“Our research identified a therapeutic lead that acts through a new molecular target for treatment of certain cancers,” says OSU’s professor of cancer research, Siva Kolluri, in a university release.
“This is an exciting development which lays a foundation for a new class of anti-cancer therapeutics acting through the AhR,” adds co-author Edmond Francis O’Donnell III.
Study authors used two molecular screening techniques to make these discoveries. Initially, this all started when those techniques detected a molecule called CGS-15943 capable of activating AhR signaling, thus killing cancer cells.
The OSU team worked with and analyzed cells from human hepatocellular carcinoma, a common variety of liver cancer, as well as cells from triple negative breast cancer. Researchers note triple negative breast cancer makes up about 15 percent of this form of the disease, and has the worst outlook for patients.
“We focused on these two types of cancers because they are difficult to treat and have limited treatment options,” Prof.
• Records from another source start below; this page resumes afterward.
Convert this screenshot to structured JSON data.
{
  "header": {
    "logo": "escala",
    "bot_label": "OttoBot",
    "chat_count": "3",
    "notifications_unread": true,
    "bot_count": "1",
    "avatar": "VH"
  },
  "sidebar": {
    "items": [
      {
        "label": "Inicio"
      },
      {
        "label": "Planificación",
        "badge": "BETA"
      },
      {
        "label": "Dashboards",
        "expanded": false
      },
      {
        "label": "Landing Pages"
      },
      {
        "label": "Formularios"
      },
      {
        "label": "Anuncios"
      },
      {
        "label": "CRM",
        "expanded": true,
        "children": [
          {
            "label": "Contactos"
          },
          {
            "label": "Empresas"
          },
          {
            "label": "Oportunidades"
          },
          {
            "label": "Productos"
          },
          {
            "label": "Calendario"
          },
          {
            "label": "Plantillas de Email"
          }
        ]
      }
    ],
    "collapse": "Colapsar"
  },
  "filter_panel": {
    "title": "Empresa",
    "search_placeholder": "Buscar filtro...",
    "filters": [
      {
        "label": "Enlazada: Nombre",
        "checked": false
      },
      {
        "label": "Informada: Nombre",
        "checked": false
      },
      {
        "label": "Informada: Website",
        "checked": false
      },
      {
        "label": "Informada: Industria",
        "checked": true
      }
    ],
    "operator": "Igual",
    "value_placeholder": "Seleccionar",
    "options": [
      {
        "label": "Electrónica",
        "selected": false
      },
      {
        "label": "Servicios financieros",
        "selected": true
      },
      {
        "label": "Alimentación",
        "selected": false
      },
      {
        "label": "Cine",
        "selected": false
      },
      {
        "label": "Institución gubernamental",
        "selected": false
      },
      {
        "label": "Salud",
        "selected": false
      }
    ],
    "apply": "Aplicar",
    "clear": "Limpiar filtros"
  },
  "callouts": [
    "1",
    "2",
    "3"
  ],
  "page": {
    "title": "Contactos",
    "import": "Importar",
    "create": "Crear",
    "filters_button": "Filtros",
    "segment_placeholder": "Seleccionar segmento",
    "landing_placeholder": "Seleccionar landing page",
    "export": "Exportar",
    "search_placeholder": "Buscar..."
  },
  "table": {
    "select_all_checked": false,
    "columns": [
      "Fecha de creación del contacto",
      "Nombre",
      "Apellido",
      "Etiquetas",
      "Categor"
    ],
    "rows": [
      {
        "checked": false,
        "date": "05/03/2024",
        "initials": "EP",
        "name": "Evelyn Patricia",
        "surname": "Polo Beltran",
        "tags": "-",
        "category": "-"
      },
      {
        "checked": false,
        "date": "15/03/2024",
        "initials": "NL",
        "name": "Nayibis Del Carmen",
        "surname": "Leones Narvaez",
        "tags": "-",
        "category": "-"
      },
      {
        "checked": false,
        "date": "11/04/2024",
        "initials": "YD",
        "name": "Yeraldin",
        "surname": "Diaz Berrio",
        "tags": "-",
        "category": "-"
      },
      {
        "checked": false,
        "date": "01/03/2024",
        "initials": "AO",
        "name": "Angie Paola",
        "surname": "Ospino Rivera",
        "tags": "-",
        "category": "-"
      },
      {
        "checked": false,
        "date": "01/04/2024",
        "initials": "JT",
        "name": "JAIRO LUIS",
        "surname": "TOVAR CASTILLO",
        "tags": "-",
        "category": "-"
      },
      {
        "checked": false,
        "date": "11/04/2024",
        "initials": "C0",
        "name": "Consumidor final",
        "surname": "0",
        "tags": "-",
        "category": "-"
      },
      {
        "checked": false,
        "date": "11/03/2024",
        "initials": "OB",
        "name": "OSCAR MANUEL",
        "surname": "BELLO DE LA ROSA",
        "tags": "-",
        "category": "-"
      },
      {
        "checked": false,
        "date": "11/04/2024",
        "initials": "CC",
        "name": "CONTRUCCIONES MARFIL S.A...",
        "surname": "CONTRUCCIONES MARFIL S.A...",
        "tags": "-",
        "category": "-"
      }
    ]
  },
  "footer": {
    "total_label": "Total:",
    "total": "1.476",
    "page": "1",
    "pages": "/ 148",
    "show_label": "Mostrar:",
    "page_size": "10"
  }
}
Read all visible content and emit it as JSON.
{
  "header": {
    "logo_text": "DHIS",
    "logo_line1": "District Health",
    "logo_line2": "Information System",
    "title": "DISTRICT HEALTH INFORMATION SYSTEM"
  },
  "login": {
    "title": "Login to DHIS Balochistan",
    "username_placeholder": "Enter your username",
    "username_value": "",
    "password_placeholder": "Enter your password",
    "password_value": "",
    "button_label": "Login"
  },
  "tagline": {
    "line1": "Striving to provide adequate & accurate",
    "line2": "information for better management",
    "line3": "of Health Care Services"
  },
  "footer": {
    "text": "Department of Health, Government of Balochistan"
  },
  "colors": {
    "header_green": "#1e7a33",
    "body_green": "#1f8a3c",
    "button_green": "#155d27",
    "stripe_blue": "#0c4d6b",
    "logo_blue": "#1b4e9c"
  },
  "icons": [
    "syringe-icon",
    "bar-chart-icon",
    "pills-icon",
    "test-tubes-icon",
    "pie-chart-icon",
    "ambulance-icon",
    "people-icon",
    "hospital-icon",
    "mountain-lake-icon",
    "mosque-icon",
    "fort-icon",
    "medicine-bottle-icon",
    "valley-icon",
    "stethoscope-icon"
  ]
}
Kolluri explains. “We were encouraged by the results because they are unrelated cancers and targeting the AhR was effective in inducing death of both of these distinct cancers.”
The team also uncovered AhR-mediated pathways that appear to make it easier for CGS-15943 to attack cancer cells. This may go a long way toward progressing future cancer treatments.
The study appears in the journal Apoptosis.